• [DIRECTIONS FOR THIS TASK]:
Whenever a line in the records below holds the string "keywords", copy it out.

• [DATA]:
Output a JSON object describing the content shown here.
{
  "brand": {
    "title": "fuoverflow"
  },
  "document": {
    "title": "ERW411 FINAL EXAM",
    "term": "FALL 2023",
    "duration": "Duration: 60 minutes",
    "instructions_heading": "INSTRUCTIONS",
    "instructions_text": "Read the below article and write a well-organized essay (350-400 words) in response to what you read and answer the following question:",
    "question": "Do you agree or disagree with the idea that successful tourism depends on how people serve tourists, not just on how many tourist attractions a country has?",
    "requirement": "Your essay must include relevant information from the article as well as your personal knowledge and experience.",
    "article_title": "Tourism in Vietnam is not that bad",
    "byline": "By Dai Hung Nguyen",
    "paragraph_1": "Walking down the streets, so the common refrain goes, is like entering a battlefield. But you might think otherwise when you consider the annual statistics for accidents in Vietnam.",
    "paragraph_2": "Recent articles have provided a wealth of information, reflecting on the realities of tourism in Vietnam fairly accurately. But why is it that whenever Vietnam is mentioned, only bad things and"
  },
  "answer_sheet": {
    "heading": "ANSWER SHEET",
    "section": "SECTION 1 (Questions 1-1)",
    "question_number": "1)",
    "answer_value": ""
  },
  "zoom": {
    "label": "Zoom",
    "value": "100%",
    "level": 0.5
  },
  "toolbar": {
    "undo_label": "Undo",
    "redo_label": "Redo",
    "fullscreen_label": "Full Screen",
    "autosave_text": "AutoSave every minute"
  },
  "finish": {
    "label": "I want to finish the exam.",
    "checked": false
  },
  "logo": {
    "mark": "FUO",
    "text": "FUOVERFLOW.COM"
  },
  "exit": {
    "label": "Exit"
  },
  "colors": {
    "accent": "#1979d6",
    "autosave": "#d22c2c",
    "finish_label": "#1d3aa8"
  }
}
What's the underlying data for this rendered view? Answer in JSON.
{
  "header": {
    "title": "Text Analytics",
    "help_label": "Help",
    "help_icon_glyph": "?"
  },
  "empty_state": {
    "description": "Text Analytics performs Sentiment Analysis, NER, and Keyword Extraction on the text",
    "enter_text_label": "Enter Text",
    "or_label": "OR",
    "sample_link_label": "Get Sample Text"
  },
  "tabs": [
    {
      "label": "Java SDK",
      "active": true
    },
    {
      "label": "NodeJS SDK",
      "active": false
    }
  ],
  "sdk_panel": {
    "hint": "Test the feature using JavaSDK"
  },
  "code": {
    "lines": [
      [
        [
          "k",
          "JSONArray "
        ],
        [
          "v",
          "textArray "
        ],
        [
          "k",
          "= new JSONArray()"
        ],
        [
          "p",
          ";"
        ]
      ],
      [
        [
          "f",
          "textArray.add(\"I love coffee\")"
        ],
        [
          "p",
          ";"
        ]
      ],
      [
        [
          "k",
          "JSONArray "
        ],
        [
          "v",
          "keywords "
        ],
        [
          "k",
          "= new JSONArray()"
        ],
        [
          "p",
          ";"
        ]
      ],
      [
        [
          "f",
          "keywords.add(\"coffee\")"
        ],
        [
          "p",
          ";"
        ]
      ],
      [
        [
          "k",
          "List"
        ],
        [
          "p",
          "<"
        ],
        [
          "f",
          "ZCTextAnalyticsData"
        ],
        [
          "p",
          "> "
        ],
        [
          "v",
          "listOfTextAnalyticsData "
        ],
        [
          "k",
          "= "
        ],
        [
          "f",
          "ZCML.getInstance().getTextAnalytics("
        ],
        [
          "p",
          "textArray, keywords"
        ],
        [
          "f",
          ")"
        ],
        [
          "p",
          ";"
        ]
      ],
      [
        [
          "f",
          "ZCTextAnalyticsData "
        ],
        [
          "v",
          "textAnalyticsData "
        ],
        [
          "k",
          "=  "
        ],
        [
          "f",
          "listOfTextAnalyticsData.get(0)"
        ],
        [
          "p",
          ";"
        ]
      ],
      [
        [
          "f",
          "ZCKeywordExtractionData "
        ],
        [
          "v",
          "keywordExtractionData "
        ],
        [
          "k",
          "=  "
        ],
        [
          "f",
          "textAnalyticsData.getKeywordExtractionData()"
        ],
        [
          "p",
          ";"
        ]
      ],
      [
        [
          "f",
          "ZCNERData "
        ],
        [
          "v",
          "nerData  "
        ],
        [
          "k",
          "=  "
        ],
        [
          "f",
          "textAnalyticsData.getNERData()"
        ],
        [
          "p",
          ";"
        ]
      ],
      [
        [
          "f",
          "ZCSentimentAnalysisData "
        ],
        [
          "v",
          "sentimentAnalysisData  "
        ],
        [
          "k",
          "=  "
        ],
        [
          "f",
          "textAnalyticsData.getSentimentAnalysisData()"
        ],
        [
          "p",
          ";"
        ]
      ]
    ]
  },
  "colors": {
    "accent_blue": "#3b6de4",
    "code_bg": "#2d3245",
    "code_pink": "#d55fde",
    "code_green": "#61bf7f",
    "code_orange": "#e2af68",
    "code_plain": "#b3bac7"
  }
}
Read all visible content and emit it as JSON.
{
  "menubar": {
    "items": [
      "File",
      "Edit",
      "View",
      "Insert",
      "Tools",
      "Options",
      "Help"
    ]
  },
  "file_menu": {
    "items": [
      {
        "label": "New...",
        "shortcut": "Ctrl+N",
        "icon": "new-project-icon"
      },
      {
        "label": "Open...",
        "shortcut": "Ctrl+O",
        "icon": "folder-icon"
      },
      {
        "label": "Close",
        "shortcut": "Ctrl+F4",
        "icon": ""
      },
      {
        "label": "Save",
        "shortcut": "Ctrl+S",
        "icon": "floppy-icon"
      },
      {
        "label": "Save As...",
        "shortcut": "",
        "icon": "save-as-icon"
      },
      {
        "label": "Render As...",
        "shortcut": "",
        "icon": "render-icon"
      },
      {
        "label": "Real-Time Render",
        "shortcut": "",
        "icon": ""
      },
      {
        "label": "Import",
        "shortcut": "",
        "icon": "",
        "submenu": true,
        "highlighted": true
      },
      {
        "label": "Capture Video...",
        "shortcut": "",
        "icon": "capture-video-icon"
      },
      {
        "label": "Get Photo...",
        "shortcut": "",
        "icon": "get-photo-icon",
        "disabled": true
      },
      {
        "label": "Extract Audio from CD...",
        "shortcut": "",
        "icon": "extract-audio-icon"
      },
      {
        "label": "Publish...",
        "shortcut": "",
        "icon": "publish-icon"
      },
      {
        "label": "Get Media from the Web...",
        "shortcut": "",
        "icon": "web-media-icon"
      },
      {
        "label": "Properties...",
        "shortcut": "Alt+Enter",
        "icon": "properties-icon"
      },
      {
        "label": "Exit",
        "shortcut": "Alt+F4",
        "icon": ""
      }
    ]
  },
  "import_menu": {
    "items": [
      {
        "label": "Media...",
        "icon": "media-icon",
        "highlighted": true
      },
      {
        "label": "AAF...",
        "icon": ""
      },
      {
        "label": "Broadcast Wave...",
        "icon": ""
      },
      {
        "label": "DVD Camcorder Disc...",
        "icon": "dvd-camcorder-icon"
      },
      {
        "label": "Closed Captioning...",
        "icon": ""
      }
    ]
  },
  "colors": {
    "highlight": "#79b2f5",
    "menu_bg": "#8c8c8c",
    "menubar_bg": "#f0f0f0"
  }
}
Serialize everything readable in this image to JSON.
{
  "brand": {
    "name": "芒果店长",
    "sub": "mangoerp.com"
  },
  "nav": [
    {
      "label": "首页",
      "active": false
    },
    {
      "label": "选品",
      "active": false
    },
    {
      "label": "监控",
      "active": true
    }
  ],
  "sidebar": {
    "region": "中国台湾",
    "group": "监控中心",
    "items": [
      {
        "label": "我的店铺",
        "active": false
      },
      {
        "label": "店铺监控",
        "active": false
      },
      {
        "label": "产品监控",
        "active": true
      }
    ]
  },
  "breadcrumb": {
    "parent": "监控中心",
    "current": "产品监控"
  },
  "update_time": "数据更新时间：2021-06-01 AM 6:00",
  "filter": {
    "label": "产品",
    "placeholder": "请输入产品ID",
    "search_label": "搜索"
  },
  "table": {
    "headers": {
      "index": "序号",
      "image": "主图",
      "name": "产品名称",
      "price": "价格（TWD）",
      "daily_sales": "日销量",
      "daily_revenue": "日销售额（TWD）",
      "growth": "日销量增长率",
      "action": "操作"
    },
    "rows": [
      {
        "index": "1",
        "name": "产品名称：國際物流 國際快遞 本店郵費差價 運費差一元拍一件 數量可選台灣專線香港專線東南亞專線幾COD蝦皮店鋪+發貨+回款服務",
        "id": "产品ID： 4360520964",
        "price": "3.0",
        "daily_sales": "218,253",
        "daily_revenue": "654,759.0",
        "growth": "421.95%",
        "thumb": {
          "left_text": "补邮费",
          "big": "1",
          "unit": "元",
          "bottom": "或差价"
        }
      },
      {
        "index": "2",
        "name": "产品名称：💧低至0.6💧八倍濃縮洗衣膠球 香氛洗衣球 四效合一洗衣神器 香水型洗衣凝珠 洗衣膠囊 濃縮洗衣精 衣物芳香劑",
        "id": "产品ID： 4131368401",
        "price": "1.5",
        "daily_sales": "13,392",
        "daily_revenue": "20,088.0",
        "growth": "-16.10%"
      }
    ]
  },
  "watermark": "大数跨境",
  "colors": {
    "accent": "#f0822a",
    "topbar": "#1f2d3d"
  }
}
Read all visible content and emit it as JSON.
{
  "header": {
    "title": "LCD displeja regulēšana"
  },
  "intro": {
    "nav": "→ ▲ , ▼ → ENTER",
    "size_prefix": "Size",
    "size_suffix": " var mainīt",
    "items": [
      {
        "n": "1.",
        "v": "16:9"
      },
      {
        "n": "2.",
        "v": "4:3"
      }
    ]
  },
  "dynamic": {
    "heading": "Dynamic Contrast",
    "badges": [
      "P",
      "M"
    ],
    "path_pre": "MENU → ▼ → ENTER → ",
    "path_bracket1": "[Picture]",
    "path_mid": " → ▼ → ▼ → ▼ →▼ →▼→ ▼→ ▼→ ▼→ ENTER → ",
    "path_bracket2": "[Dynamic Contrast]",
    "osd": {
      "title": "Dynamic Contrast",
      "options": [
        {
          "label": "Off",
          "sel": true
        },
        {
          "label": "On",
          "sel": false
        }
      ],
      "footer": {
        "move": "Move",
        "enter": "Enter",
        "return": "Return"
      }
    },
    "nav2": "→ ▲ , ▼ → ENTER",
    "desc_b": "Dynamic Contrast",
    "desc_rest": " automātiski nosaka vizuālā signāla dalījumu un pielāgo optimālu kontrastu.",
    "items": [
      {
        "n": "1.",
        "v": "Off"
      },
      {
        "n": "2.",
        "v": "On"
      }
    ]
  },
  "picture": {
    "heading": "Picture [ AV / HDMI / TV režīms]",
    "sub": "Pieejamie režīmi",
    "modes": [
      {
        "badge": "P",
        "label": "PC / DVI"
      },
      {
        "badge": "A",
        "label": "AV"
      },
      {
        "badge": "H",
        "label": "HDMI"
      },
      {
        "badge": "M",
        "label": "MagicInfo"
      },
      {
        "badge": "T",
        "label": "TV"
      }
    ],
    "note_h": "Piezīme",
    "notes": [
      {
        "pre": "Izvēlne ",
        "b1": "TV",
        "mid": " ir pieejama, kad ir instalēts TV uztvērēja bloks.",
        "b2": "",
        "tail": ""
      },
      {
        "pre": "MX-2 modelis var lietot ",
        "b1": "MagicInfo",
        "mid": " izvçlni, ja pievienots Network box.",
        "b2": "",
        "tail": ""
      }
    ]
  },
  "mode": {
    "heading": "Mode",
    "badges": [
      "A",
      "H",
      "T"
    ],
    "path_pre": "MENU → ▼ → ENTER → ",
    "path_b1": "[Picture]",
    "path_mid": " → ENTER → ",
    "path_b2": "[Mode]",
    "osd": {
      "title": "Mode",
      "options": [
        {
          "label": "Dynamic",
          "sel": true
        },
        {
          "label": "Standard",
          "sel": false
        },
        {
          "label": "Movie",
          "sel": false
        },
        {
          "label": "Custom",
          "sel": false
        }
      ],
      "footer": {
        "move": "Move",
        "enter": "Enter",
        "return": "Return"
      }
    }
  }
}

• [SOLUTION BELOW]:
          "keywords "
          "keywords.add(\"coffee\")"
          "textArray, keywords"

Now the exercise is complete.